African-Americans have a higher rate of vascular disease and are two times more likely to develop Alzheimer’s than whites, so the time to get involved is now. “The biggest issue is poorly-controlled vascular disease,” Dr. Parker says. “We know that there is a gene that creates a predisposition to Alzheimer’s. MRI's can show brain infarcts, which are caused by poor brain blood flow. Hypertension, diabetes and hypercholesterolemia are risk factors for decreasing brain circulation commonly manifested as strokes, or TIA’s. Education keeps people aware of these risk factors and lets them know where to turn and what questions to ask.”
The call to action must be verbalized and disseminated throughout communities. “Churches are the first place people in the community go to seek help and comfort. Church may not be prepared to take on questions about Alzheimer’s and to provide the necessary support. Many smaller congregations have no formal adult daycare program. Pastors want to help identify people in the community that need assistance. They are now able to develop relationships with health providers and offices of Aging. Congregations have hosted forums to let people know what dementia is – and what it is not. In these programs, the average person learns where to obtain information to help cope.”
Since 2010, Dr. Parker and her team have developed community forums, funded in part and supported by the Alzheimer’s Association, to inform about the Emory Alzheimer’s Disease Research Center and ongoing clinical studies. These studies have included an African-American Caregiver study, a study about normal women’s aging, and a cerebrospinal fluid (CSF) biomarker study comparing CSF of Caucasians and African Americans with family histories of Alzheimer’s disease. Dr. Parker and the Emory Alzheimer’s Disease Research Center (ADRC) have established these educational forums as one strategy that serves as an excellent mechanism for recruitment of volunteers for clinical studies.
According to Dr. Parker, many of the participants in the COOL-AD African-American Caregiver Education study in the Emory School of Nursing study viewed their participation as an opportunity for getting assistance and as a “service” provided by Emory – not simply as research.
One of the biggest and most immediate concerns still surrounding African-American research is the establishment of a national brain registry.
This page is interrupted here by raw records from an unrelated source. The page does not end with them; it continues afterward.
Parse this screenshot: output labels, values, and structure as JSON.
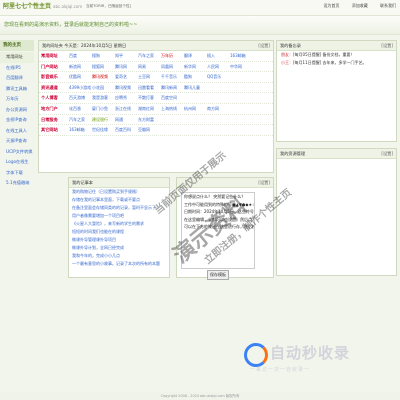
{
  "header": {
    "logo": "阿里七七个性主页",
    "domain": "abc.alqiqi.com",
    "info": "当前TORIR，已随返回个性]",
    "links": [
      "设为首页",
      "添加收藏",
      "联系我们"
    ]
  },
  "hint": "您现在看到的是演示资料，登录后就能定制自己的资料啦~~",
  "sidebar": {
    "title": "我的主页",
    "items": [
      "常用网址",
      "在线IP5",
      "百度翻译",
      "腾讯工具箱",
      "万年历",
      "办公资源网",
      "金桥IP查询",
      "在线工具人",
      "天振IP查询",
      "UCIP文件转换",
      "Logo在线生",
      "字体下载",
      "5.1充值缴纳"
    ]
  },
  "nav": {
    "title": "我的网址夹 今天是：2024年10月5日 星期日",
    "set": "[设置]",
    "rows": [
      {
        "cat": "常用网址",
        "links": [
          "百度",
          "搜狗",
          "知乎",
          "汽车之家",
          "万年历",
          "翻译",
          "插入",
          "163邮箱"
        ]
      },
      {
        "cat": "门户网站",
        "links": [
          "新浪网",
          "搜狐网",
          "腾讯网",
          "网易",
          "凤凰网",
          "新华网",
          "人民网",
          "中华网",
          "环球网",
          "联合早报"
        ]
      },
      {
        "cat": "影音娱乐",
        "links": [
          "优酷网",
          "腾讯视频",
          "爱奇艺",
          "土豆网",
          "千千音乐",
          "酷狗",
          "QQ音乐"
        ]
      },
      {
        "cat": "资讯通道",
        "links": [
          "4399小游戏",
          "小花园",
          "腾讯视频",
          "迅雷看看",
          "腾讯新闻",
          "腾讯儿童"
        ]
      },
      {
        "cat": "个人博客",
        "links": [
          "百天游博",
          "我是游客",
          "应聘秀",
          "不散打客",
          "百度空间"
        ]
      },
      {
        "cat": "地方门户",
        "links": [
          "化百香",
          "厦门小鱼",
          "浙江在线",
          "湖南红网",
          "上海热线",
          "杭州网",
          "南方网"
        ]
      },
      {
        "cat": "日常服务",
        "links": [
          "汽车之家",
          "建设银行",
          "网通",
          "东方财富"
        ]
      },
      {
        "cat": "其它网站",
        "links": [
          "163邮箱",
          "世纪佳缘",
          "百度百科",
          "豆瓣网"
        ]
      }
    ]
  },
  "notebook": {
    "title": "我的记事本",
    "set": "[设置]",
    "items": [
      "我的购物记住（已设置购买到手规格）",
      "存储在我的记事本里面，下载或不要点",
      "在备注里面会存储同类的的记录，暂时不显示了",
      "用户者像需要增加一个项目吧",
      "《火星人大冒险》，来写新的学生的需求",
      "短短的时间我们也能在的课程",
      "做课外导管理课外导项目",
      "做课外导计划，全网已经完成",
      "我和今年的，完成小小几点",
      "一个最有意思的小故事。记录了本次的所有的本题"
    ]
  },
  "memo": {
    "title": "我的备忘录",
    "set": "[设置]",
    "items": [
      {
        "who": "朋友：",
        "text": "[每月05日提醒] 备份文档，重要！"
      },
      {
        "who": "小王：",
        "text": "[每月11日提醒] 去年来，多学一门手艺。"
      }
    ],
    "selector": "全部"
  },
  "info_panel": {
    "title": "我的资源管理",
    "set": "[设置]"
  },
  "editor": {
    "lines": [
      "你想说点什么？ 突然要记些什么？",
      "工作中可能用到的特殊符号■▲▼●◆★☆√×○◎",
      "日期时间：2024年10月5日，这些符号在键盘打不出来，在这里直接复制使用。",
      "在这里编辑，全都可以也设置，然后点“保存模板”即可。",
      "可以在下方的按钮在这里进行存，然后按“保存模板”。"
    ],
    "button": "保存模板"
  },
  "watermark": {
    "big": "演示资料",
    "small1": "当前页面仅用于展示",
    "small2": "立即注册，制作个性主页"
  },
  "brand": {
    "name": "自动秒收录",
    "sub": "一来访一次一自收录一"
  },
  "footer": "Copyright 2008 - 2024 abc.alqiqi.com 版权所有"
}
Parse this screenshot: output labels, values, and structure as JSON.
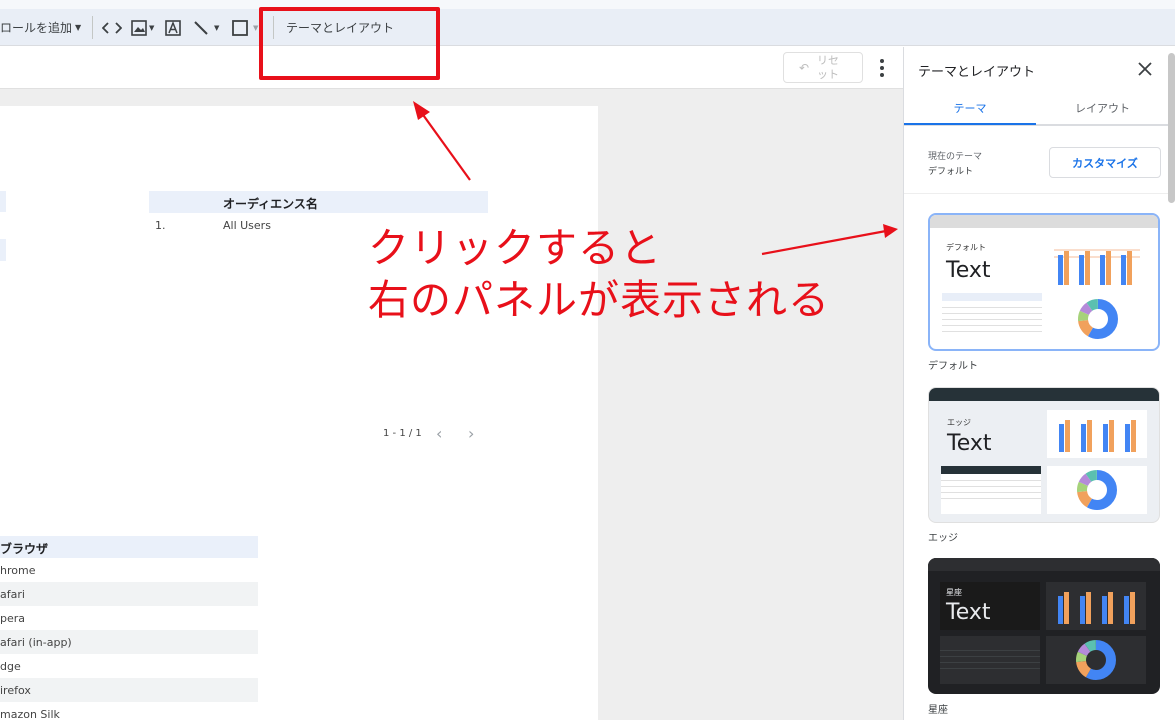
{
  "toolbar": {
    "add_control": "ロールを追加",
    "theme_layout_button": "テーマとレイアウト",
    "code_icon": "code-icon",
    "image_icon": "image-icon",
    "text_icon": "text-icon",
    "line_icon": "line-icon",
    "shape_icon": "rectangle-icon"
  },
  "subbar": {
    "reset_label": "リセット"
  },
  "report": {
    "audience_table": {
      "header": "オーディエンス名",
      "rows": [
        {
          "index": "1.",
          "name": "All Users"
        }
      ]
    },
    "pagination": "1 - 1 / 1",
    "browser_table": {
      "header": "ブラウザ",
      "rows": [
        "hrome",
        "afari",
        "pera",
        "afari (in-app)",
        "dge",
        "irefox",
        "mazon Silk"
      ]
    }
  },
  "annotation": {
    "line1": "クリックすると",
    "line2": "右のパネルが表示される",
    "color": "#e8101a"
  },
  "panel": {
    "title": "テーマとレイアウト",
    "tabs": [
      {
        "label": "テーマ",
        "active": true
      },
      {
        "label": "レイアウト",
        "active": false
      }
    ],
    "current_theme_label": "現在のテーマ",
    "current_theme_value": "デフォルト",
    "customize_button": "カスタマイズ",
    "themes": [
      {
        "name": "デフォルト",
        "card_title": "デフォルト",
        "sample": "Text",
        "style": "light",
        "selected": true
      },
      {
        "name": "エッジ",
        "card_title": "エッジ",
        "sample": "Text",
        "style": "edge",
        "selected": false
      },
      {
        "name": "星座",
        "card_title": "星座",
        "sample": "Text",
        "style": "dark",
        "selected": false
      }
    ]
  },
  "colors": {
    "accent": "#1a73e8",
    "bar_blue": "#4285f4",
    "bar_orange": "#f1a15c"
  }
}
The Emory Alzheimer’s Disease Research Center has had four African American families donate the brains of loved ones for the study of Alzheimer’s Disease in the last two years. These persons were active research participants before their deaths. This provided an opportunity to learn about their disease trajectory. The brain autopsy is important because the dementia observed may have a different pathologic origin in this population. Dr. Parker has a passion for this work, but she also knows that the decision to donate the brain of a parent or loved one is a difficult decision. Whether a person chooses to donate their brain for research or not, the more information provided to communities about the long-term value of these studies will result in more trials, further research and a possible cure that will secure the health of future generations.
Monica W. Parker, M.D., is an Assistant Professor of Medicine in the Division of Geriatrics and Gerontology at Emory University. Dr. Parker participates in a biyearly lecture series funded by the Georgia chapter of the Alzheimer’s Association. Dr. Parker received a National Institute of Health (NIH) Minority Supplement award to study dementia in ethnic persons in the Emory Alzheimer’s Disease Research Center (ADRC). She also takes her lectures on the road through the Registry for Remembrance, an academic community partnership that helps educate and recruit African-Americans for long term research participation at the ADRC. She is currently a Co-PI on a 3.5 million dollar grant awarded to Emory School of Nursing by the NIH - National Institute of Nursing Research (NINR).